#### Exercise directions:
All of the lines below should be printed again exactly as they are.

Source material Block Start

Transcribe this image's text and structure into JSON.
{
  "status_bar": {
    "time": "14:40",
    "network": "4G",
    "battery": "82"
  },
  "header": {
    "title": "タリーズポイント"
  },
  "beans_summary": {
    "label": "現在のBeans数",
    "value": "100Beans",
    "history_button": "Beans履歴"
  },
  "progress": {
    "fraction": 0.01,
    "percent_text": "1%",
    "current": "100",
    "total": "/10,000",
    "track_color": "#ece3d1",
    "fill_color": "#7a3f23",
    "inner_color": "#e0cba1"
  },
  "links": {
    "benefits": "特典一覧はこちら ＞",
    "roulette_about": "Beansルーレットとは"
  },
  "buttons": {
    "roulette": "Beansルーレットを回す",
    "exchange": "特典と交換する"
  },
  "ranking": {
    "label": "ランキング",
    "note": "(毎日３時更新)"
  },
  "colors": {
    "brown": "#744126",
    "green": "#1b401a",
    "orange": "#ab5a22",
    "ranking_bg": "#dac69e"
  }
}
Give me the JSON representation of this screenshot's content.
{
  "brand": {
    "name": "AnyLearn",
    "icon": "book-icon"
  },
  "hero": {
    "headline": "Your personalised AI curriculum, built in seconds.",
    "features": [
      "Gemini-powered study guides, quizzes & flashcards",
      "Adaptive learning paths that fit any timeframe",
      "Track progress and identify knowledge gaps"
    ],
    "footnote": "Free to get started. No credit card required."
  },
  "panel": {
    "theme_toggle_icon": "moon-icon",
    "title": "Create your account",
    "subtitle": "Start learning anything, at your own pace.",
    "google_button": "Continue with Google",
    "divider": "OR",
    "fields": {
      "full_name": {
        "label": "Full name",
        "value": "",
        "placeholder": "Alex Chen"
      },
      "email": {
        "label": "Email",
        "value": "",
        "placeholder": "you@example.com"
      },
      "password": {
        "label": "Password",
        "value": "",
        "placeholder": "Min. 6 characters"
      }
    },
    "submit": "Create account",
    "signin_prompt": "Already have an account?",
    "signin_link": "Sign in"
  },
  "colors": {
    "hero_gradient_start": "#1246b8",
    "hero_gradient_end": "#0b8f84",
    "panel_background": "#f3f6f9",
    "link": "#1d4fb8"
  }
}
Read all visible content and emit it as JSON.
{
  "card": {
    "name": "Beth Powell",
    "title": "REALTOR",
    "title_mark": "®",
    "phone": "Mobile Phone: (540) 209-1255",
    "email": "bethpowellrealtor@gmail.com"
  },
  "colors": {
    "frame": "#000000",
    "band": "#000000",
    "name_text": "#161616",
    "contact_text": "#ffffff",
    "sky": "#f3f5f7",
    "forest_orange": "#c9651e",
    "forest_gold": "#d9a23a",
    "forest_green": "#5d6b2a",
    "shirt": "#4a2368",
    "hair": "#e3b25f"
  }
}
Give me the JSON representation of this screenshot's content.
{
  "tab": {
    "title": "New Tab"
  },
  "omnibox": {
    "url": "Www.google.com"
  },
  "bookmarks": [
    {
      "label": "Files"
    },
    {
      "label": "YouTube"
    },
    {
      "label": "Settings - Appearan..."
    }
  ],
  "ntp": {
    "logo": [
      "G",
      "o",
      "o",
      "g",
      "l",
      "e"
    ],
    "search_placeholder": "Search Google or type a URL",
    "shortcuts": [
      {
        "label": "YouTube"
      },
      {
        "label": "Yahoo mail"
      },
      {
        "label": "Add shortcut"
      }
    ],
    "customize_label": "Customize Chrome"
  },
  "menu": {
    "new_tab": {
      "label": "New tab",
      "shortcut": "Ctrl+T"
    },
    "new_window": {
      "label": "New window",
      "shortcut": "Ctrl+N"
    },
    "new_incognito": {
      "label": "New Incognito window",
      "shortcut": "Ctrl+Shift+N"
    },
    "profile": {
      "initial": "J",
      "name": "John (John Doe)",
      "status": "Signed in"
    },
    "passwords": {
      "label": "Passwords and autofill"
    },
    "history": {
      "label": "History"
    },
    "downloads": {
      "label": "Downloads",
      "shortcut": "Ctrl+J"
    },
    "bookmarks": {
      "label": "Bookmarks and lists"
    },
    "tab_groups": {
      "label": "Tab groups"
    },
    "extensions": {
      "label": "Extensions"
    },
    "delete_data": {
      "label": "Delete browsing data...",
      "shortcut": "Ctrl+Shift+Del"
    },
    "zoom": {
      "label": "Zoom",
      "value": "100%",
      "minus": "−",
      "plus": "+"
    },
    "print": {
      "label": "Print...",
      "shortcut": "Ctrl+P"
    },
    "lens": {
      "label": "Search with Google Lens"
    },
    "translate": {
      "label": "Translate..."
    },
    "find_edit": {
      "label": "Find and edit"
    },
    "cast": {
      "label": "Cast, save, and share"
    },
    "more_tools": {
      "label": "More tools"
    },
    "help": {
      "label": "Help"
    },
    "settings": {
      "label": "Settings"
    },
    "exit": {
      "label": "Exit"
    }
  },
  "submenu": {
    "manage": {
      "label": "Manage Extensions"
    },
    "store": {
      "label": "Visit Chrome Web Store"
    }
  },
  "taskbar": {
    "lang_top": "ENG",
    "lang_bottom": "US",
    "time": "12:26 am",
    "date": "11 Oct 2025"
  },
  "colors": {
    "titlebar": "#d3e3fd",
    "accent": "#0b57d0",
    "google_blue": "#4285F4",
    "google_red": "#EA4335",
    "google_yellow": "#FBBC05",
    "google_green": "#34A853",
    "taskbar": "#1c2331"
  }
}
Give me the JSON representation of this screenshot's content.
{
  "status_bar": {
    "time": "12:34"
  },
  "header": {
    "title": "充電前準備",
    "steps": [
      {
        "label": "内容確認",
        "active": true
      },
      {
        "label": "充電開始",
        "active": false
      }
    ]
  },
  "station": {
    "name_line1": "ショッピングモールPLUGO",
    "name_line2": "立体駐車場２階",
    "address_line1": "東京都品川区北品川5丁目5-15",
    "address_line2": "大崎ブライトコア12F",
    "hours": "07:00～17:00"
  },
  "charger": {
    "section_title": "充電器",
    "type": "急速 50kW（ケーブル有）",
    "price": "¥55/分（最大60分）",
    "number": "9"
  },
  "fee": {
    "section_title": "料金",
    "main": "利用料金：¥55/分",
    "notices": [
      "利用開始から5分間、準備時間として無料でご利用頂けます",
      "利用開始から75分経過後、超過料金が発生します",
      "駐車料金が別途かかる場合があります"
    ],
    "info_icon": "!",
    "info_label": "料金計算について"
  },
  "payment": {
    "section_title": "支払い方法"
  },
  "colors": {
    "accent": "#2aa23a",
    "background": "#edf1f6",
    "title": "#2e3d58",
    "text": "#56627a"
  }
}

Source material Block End

#### Expected answer:
Transcribe this image's text and structure into JSON.
{
  "status_bar": {
    "time": "14:40",
    "network": "4G",
    "battery": "82"
  },
  "header": {
    "title": "タリーズポイント"
  },
  "beans_summary": {
    "label": "現在のBeans数",
    "value": "100Beans",
    "history_button": "Beans履歴"
  },
  "progress": {
    "fraction": 0.01,
    "percent_text": "1%",
    "current": "100",
    "total": "/10,000",
    "track_color": "#ece3d1",
    "fill_color": "#7a3f23",
    "inner_color": "#e0cba1"
  },
  "links": {
    "benefits": "特典一覧はこちら ＞",
    "roulette_about": "Beansルーレットとは"
  },
  "buttons": {
    "roulette": "Beansルーレットを回す",
    "exchange": "特典と交換する"
  },
  "ranking": {
    "label": "ランキング",
    "note": "(毎日３時更新)"
  },
  "colors": {
    "brown": "#744126",
    "green": "#1b401a",
    "orange": "#ab5a22",
    "ranking_bg": "#dac69e"
  }
}
Give me the JSON representation of this screenshot's content.
{
  "brand": {
    "name": "AnyLearn",
    "icon": "book-icon"
  },
  "hero": {
    "headline": "Your personalised AI curriculum, built in seconds.",
    "features": [
      "Gemini-powered study guides, quizzes & flashcards",
      "Adaptive learning paths that fit any timeframe",
      "Track progress and identify knowledge gaps"
    ],
    "footnote": "Free to get started. No credit card required."
  },
  "panel": {
    "theme_toggle_icon": "moon-icon",
    "title": "Create your account",
    "subtitle": "Start learning anything, at your own pace.",
    "google_button": "Continue with Google",
    "divider": "OR",
    "fields": {
      "full_name": {
        "label": "Full name",
        "value": "",
        "placeholder": "Alex Chen"
      },
      "email": {
        "label": "Email",
        "value": "",
        "placeholder": "you@example.com"
      },
      "password": {
        "label": "Password",
        "value": "",
        "placeholder": "Min. 6 characters"
      }
    },
    "submit": "Create account",
    "signin_prompt": "Already have an account?",
    "signin_link": "Sign in"
  },
  "colors": {
    "hero_gradient_start": "#1246b8",
    "hero_gradient_end": "#0b8f84",
    "panel_background": "#f3f6f9",
    "link": "#1d4fb8"
  }
}
Read all visible content and emit it as JSON.
{
  "card": {
    "name": "Beth Powell",
    "title": "REALTOR",
    "title_mark": "®",
    "phone": "Mobile Phone: (540) 209-1255",
    "email": "bethpowellrealtor@gmail.com"
  },
  "colors": {
    "frame": "#000000",
    "band": "#000000",
    "name_text": "#161616",
    "contact_text": "#ffffff",
    "sky": "#f3f5f7",
    "forest_orange": "#c9651e",
    "forest_gold": "#d9a23a",
    "forest_green": "#5d6b2a",
    "shirt": "#4a2368",
    "hair": "#e3b25f"
  }
}
Give me the JSON representation of this screenshot's content.
{
  "tab": {
    "title": "New Tab"
  },
  "omnibox": {
    "url": "Www.google.com"
  },
  "bookmarks": [
    {
      "label": "Files"
    },
    {
      "label": "YouTube"
    },
    {
      "label": "Settings - Appearan..."
    }
  ],
  "ntp": {
    "logo": [
      "G",
      "o",
      "o",
      "g",
      "l",
      "e"
    ],
    "search_placeholder": "Search Google or type a URL",
    "shortcuts": [
      {
        "label": "YouTube"
      },
      {
        "label": "Yahoo mail"
      },
      {
        "label": "Add shortcut"
      }
    ],
    "customize_label": "Customize Chrome"
  },
  "menu": {
    "new_tab": {
      "label": "New tab",
      "shortcut": "Ctrl+T"
    },
    "new_window": {
      "label": "New window",
      "shortcut": "Ctrl+N"
    },
    "new_incognito": {
      "label": "New Incognito window",
      "shortcut": "Ctrl+Shift+N"
    },
    "profile": {
      "initial": "J",
      "name": "John (John Doe)",
      "status": "Signed in"
    },
    "passwords": {
      "label": "Passwords and autofill"
    },
    "history": {
      "label": "History"
    },
    "downloads": {
      "label": "Downloads",
      "shortcut": "Ctrl+J"
    },
    "bookmarks": {
      "label": "Bookmarks and lists"
    },
    "tab_groups": {
      "label": "Tab groups"
    },
    "extensions": {
      "label": "Extensions"
    },
    "delete_data": {
      "label": "Delete browsing data...",
      "shortcut": "Ctrl+Shift+Del"
    },
    "zoom": {
      "label": "Zoom",
      "value": "100%",
      "minus": "−",
      "plus": "+"
    },
    "print": {
      "label": "Print...",
      "shortcut": "Ctrl+P"
    },
    "lens": {
      "label": "Search with Google Lens"
    },
    "translate": {
      "label": "Translate..."
    },
    "find_edit": {
      "label": "Find and edit"
    },
    "cast": {
      "label": "Cast, save, and share"
    },
    "more_tools": {
      "label": "More tools"
    },
    "help": {
      "label": "Help"
    },
    "settings": {
      "label": "Settings"
    },
    "exit": {
      "label": "Exit"
    }
  },
  "submenu": {
    "manage": {
      "label": "Manage Extensions"
    },
    "store": {
      "label": "Visit Chrome Web Store"
    }
  },
  "taskbar": {
    "lang_top": "ENG",
    "lang_bottom": "US",
    "time": "12:26 am",
    "date": "11 Oct 2025"
  },
  "colors": {
    "titlebar": "#d3e3fd",
    "accent": "#0b57d0",
    "google_blue": "#4285F4",
    "google_red": "#EA4335",
    "google_yellow": "#FBBC05",
    "google_green": "#34A853",
    "taskbar": "#1c2331"
  }
}
Give me the JSON representation of this screenshot's content.
{
  "status_bar": {
    "time": "12:34"
  },
  "header": {
    "title": "充電前準備",
    "steps": [
      {
        "label": "内容確認",
        "active": true
      },
      {
        "label": "充電開始",
        "active": false
      }
    ]
  },
  "station": {
    "name_line1": "ショッピングモールPLUGO",
    "name_line2": "立体駐車場２階",
    "address_line1": "東京都品川区北品川5丁目5-15",
    "address_line2": "大崎ブライトコア12F",
    "hours": "07:00～17:00"
  },
  "charger": {
    "section_title": "充電器",
    "type": "急速 50kW（ケーブル有）",
    "price": "¥55/分（最大60分）",
    "number": "9"
  },
  "fee": {
    "section_title": "料金",
    "main": "利用料金：¥55/分",
    "notices": [
      "利用開始から5分間、準備時間として無料でご利用頂けます",
      "利用開始から75分経過後、超過料金が発生します",
      "駐車料金が別途かかる場合があります"
    ],
    "info_icon": "!",
    "info_label": "料金計算について"
  },
  "payment": {
    "section_title": "支払い方法"
  },
  "colors": {
    "accent": "#2aa23a",
    "background": "#edf1f6",
    "title": "#2e3d58",
    "text": "#56627a"
  }
}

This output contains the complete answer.